Copy every entry verbatim and skip the pictures.
#### Material shown ####
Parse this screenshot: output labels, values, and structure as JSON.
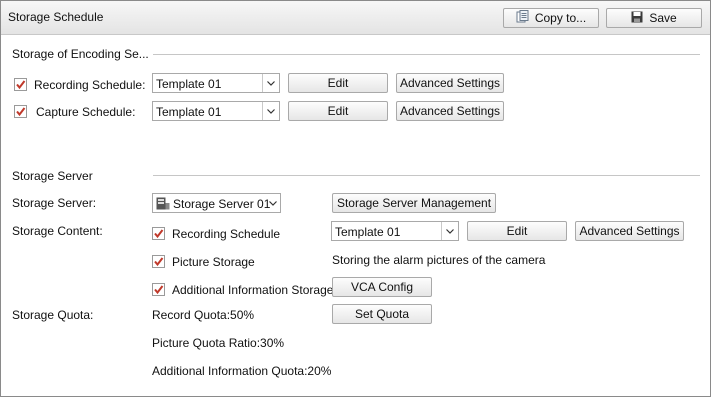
{
  "window": {
    "title": "Storage Schedule"
  },
  "toolbar": {
    "copy_label": "Copy to...",
    "save_label": "Save"
  },
  "encoding": {
    "section_title": "Storage of Encoding Se...",
    "recording": {
      "label": "Recording Schedule:",
      "checked": true,
      "template": "Template 01",
      "edit_label": "Edit",
      "advanced_label": "Advanced Settings"
    },
    "capture": {
      "label": "Capture Schedule:",
      "checked": true,
      "template": "Template 01",
      "edit_label": "Edit",
      "advanced_label": "Advanced Settings"
    }
  },
  "server": {
    "section_title": "Storage Server",
    "server_label": "Storage Server:",
    "server_value": "Storage Server 01",
    "management_label": "Storage Server Management",
    "content_label": "Storage Content:",
    "recording_schedule": {
      "label": "Recording Schedule",
      "checked": true,
      "template": "Template 01",
      "edit_label": "Edit",
      "advanced_label": "Advanced Settings"
    },
    "picture_storage": {
      "label": "Picture Storage",
      "checked": true,
      "note": "Storing the alarm pictures of the camera"
    },
    "additional_info": {
      "label": "Additional Information Storage",
      "checked": true,
      "vca_label": "VCA Config"
    },
    "quota_label": "Storage Quota:",
    "record_quota": "Record Quota:50%",
    "set_quota_label": "Set Quota",
    "picture_quota": "Picture Quota Ratio:30%",
    "additional_quota": "Additional Information Quota:20%"
  },
  "colors": {
    "check_mark": "#c0392b",
    "border": "#a9a9a9",
    "titlebar": "#ececec"
  },
  "icons": {
    "copy": "copy-icon",
    "save": "save-icon",
    "checkbox": "checkbox-checked-icon",
    "dropdown": "chevron-down-icon",
    "server": "server-icon"
  }
}
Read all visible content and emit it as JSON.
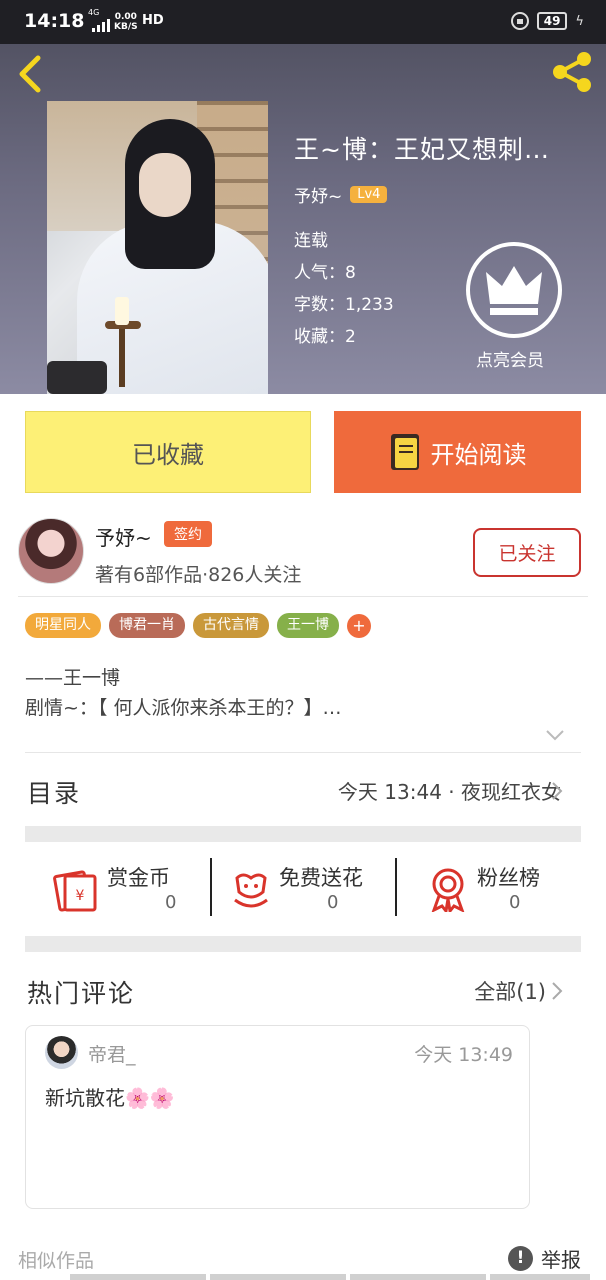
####
Your solution -
Parse this screenshot: output labels, values, and structure as JSON.
{
  "window": {
    "title": "Storage Schedule"
  },
  "toolbar": {
    "copy_label": "Copy to...",
    "save_label": "Save"
  },
  "encoding": {
    "section_title": "Storage of Encoding Se...",
    "recording": {
      "label": "Recording Schedule:",
      "checked": true,
      "template": "Template 01",
      "edit_label": "Edit",
      "advanced_label": "Advanced Settings"
    },
    "capture": {
      "label": "Capture Schedule:",
      "checked": true,
      "template": "Template 01",
      "edit_label": "Edit",
      "advanced_label": "Advanced Settings"
    }
  },
  "server": {
    "section_title": "Storage Server",
    "server_label": "Storage Server:",
    "server_value": "Storage Server 01",
    "management_label": "Storage Server Management",
    "content_label": "Storage Content:",
    "recording_schedule": {
      "label": "Recording Schedule",
      "checked": true,
      "template": "Template 01",
      "edit_label": "Edit",
      "advanced_label": "Advanced Settings"
    },
    "picture_storage": {
      "label": "Picture Storage",
      "checked": true,
      "note": "Storing the alarm pictures of the camera"
    },
    "additional_info": {
      "label": "Additional Information Storage",
      "checked": true,
      "vca_label": "VCA Config"
    },
    "quota_label": "Storage Quota:",
    "record_quota": "Record Quota:50%",
    "set_quota_label": "Set Quota",
    "picture_quota": "Picture Quota Ratio:30%",
    "additional_quota": "Additional Information Quota:20%"
  },
  "colors": {
    "check_mark": "#c0392b",
    "border": "#a9a9a9",
    "titlebar": "#ececec"
  },
  "icons": {
    "copy": "copy-icon",
    "save": "save-icon",
    "checkbox": "checkbox-checked-icon",
    "dropdown": "chevron-down-icon",
    "server": "server-icon"
  }
}
Read all visible content and emit it as JSON.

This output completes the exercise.